* **Task statement**: A single number is the answer: the count of lines in these records with "subtitle" in them.

* **Dataset**:
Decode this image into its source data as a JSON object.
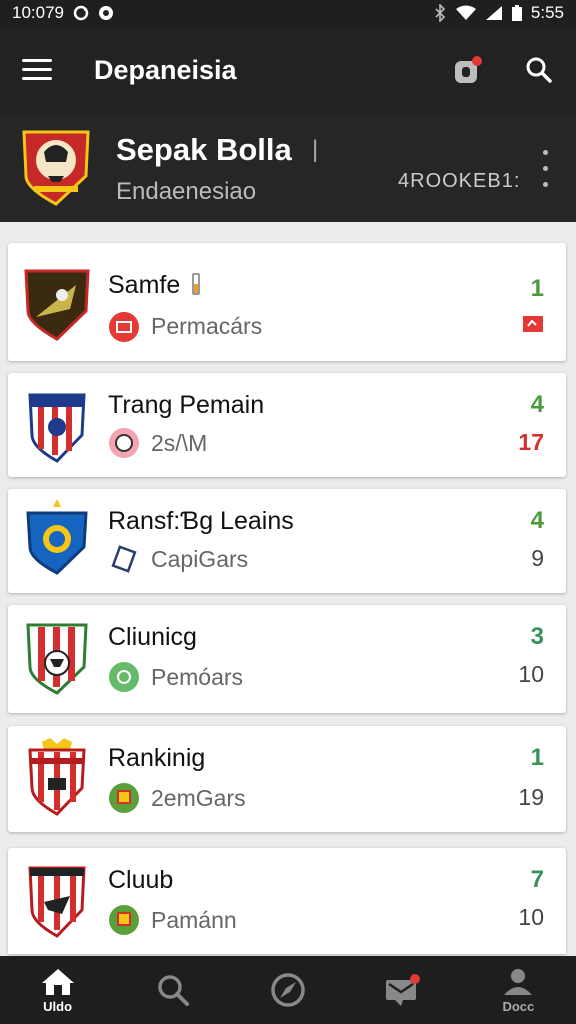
{
  "status_bar": {
    "time": "10:07",
    "time_suffix": "9",
    "clock_right": "5:55"
  },
  "app_bar": {
    "title": "Depaneisia"
  },
  "team": {
    "name": "Sepak Bolla",
    "pipe": "|",
    "subtitle": "Endaenesiao",
    "code": "4ROOKEB1:"
  },
  "cards": [
    {
      "title": "Samfe",
      "subtitle": "Permacárs",
      "number": "1",
      "number_color": "#4a9b3a",
      "value": ""
    },
    {
      "title": "Trang Pemain",
      "subtitle": "2s/\\M",
      "number": "4",
      "number_color": "#4a9b3a",
      "value": "17"
    },
    {
      "title": "Ransf:Ɓg Leains",
      "subtitle": "CapiGars",
      "number": "4",
      "number_color": "#4a9b3a",
      "value": "9"
    },
    {
      "title": "Cliunicg",
      "subtitle": "Pemóars",
      "number": "3",
      "number_color": "#3a8f5a",
      "value": "10"
    },
    {
      "title": "Rankinig",
      "subtitle": "2emGars",
      "number": "1",
      "number_color": "#3a8f5a",
      "value": "19"
    },
    {
      "title": "Cluub",
      "subtitle": "Pamánn",
      "number": "7",
      "number_color": "#3a8f5a",
      "value": "10"
    }
  ],
  "bottom_nav": {
    "home_label": "Uldo",
    "profile_label": "Docc"
  },
  "colors": {
    "accent_red": "#d32f2f",
    "accent_green": "#4a9b3a",
    "bar_dark": "#222222"
  }
}
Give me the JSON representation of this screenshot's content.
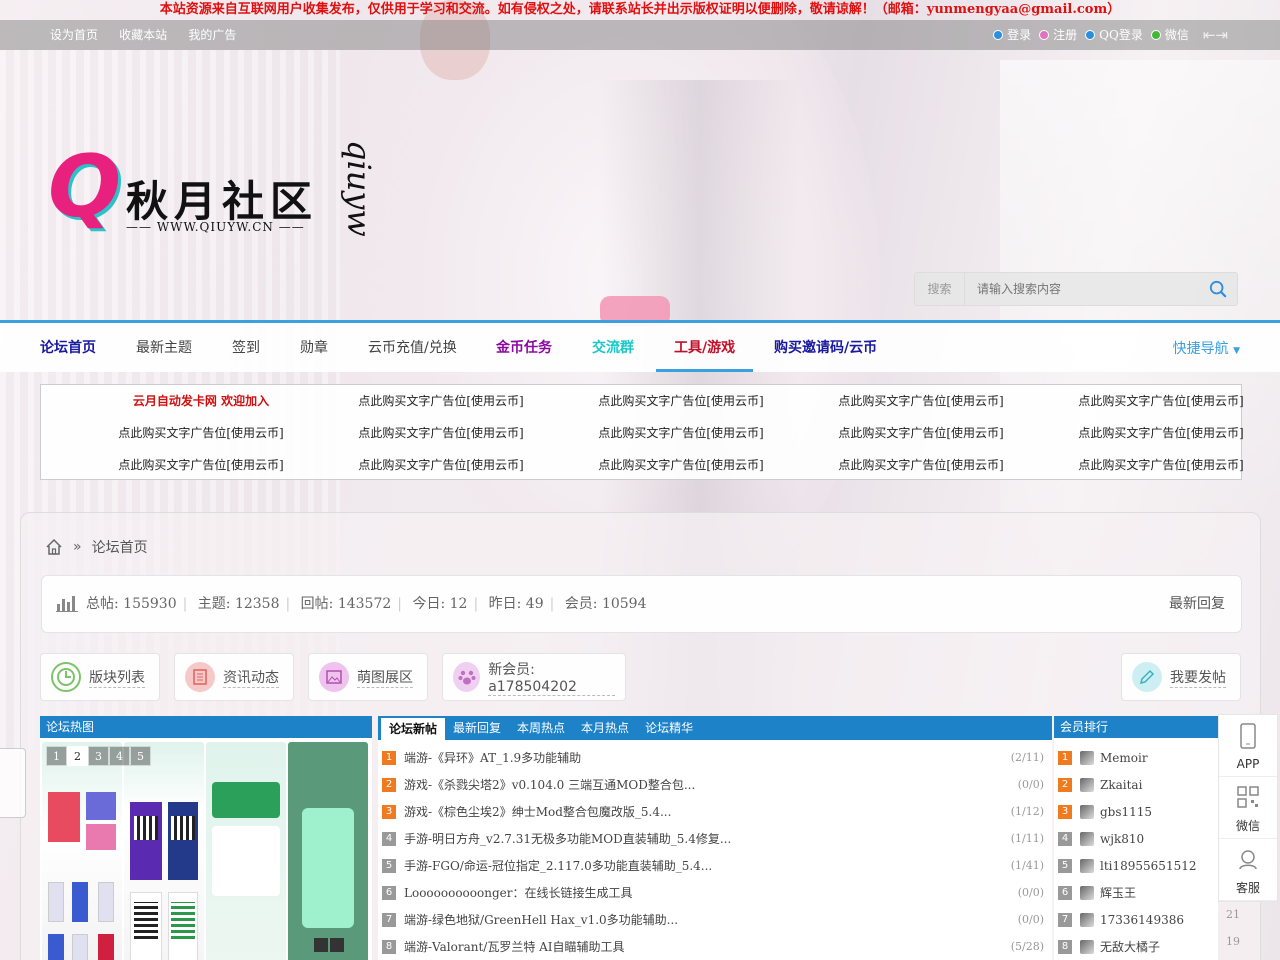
{
  "notice": "本站资源来自互联网用户收集发布，仅供用于学习和交流。如有侵权之处，请联系站长并出示版权证明以便删除，敬请谅解！（邮箱：yunmengyaa@gmail.com）",
  "topbar": {
    "left": [
      "设为首页",
      "收藏本站",
      "我的广告"
    ],
    "right": [
      {
        "label": "登录",
        "color": "#2b8fe0"
      },
      {
        "label": "注册",
        "color": "#e070c0"
      },
      {
        "label": "QQ登录",
        "color": "#2b8fe0"
      },
      {
        "label": "微信",
        "color": "#44b834"
      }
    ]
  },
  "logo": {
    "name": "秋月社区",
    "url": "—— WWW.QIUYW.CN ——",
    "sig": "qiuyw"
  },
  "search": {
    "label": "搜索",
    "placeholder": "请输入搜索内容"
  },
  "nav": {
    "items": [
      {
        "label": "论坛首页",
        "color": "#1a1aa0",
        "bold": true
      },
      {
        "label": "最新主题",
        "color": "#444"
      },
      {
        "label": "签到",
        "color": "#444"
      },
      {
        "label": "勋章",
        "color": "#444"
      },
      {
        "label": "云币充值/兑换",
        "color": "#444"
      },
      {
        "label": "金币任务",
        "color": "#8a0aa0",
        "bold": true
      },
      {
        "label": "交流群",
        "color": "#19c8c8",
        "bold": true
      },
      {
        "label": "工具/游戏",
        "color": "#c0102a",
        "bold": true
      },
      {
        "label": "购买邀请码/云币",
        "color": "#1a1aa0",
        "bold": true
      }
    ],
    "quick": "快捷导航"
  },
  "ads": {
    "first": "云月自动发卡网 欢迎加入",
    "text": "点此购买文字广告位[使用云币]"
  },
  "breadcrumb": {
    "current": "论坛首页"
  },
  "stats": {
    "total": "总帖: 155930",
    "threads": "主题: 12358",
    "replies": "回帖: 143572",
    "today": "今日: 12",
    "yesterday": "昨日: 49",
    "members": "会员: 10594",
    "latest": "最新回复"
  },
  "quick_buttons": {
    "forums": "版块列表",
    "news": "资讯动态",
    "gallery": "萌图展区",
    "newmember": "新会员: a178504202",
    "post": "我要发帖"
  },
  "hot": {
    "title": "论坛热图",
    "pages": [
      "1",
      "2",
      "3",
      "4",
      "5"
    ]
  },
  "new_tabs": [
    "论坛新帖",
    "最新回复",
    "本周热点",
    "本月热点",
    "论坛精华"
  ],
  "threads": [
    {
      "n": "1",
      "title": "端游-《异环》AT_1.9多功能辅助",
      "count": "(2/11)"
    },
    {
      "n": "2",
      "title": "游戏-《杀戮尖塔2》v0.104.0 三端互通MOD整合包...",
      "count": "(0/0)"
    },
    {
      "n": "3",
      "title": "游戏-《棕色尘埃2》绅士Mod整合包魔改版_5.4...",
      "count": "(1/12)"
    },
    {
      "n": "4",
      "title": "手游-明日方舟_v2.7.31无极多功能MOD直装辅助_5.4修复...",
      "count": "(1/11)"
    },
    {
      "n": "5",
      "title": "手游-FGO/命运-冠位指定_2.117.0多功能直装辅助_5.4...",
      "count": "(1/41)"
    },
    {
      "n": "6",
      "title": "Loooooooooonger：在线长链接生成工具",
      "count": "(0/0)"
    },
    {
      "n": "7",
      "title": "端游-绿色地狱/GreenHell Hax_v1.0多功能辅助...",
      "count": "(0/0)"
    },
    {
      "n": "8",
      "title": "端游-Valorant/瓦罗兰特 AI自瞄辅助工具",
      "count": "(5/28)"
    }
  ],
  "rank": {
    "title": "会员排行",
    "members": [
      {
        "n": "1",
        "name": "Memoir"
      },
      {
        "n": "2",
        "name": "Zkaitai"
      },
      {
        "n": "3",
        "name": "gbs1115"
      },
      {
        "n": "4",
        "name": "wjk810"
      },
      {
        "n": "5",
        "name": "lti18955651512"
      },
      {
        "n": "6",
        "name": "辉玉王"
      },
      {
        "n": "7",
        "name": "17336149386"
      },
      {
        "n": "8",
        "name": "无敌大橘子"
      }
    ],
    "tail_nums": [
      "21",
      "19"
    ]
  },
  "float": {
    "app": "APP",
    "wechat": "微信",
    "service": "客服"
  }
}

* **Written response**: 7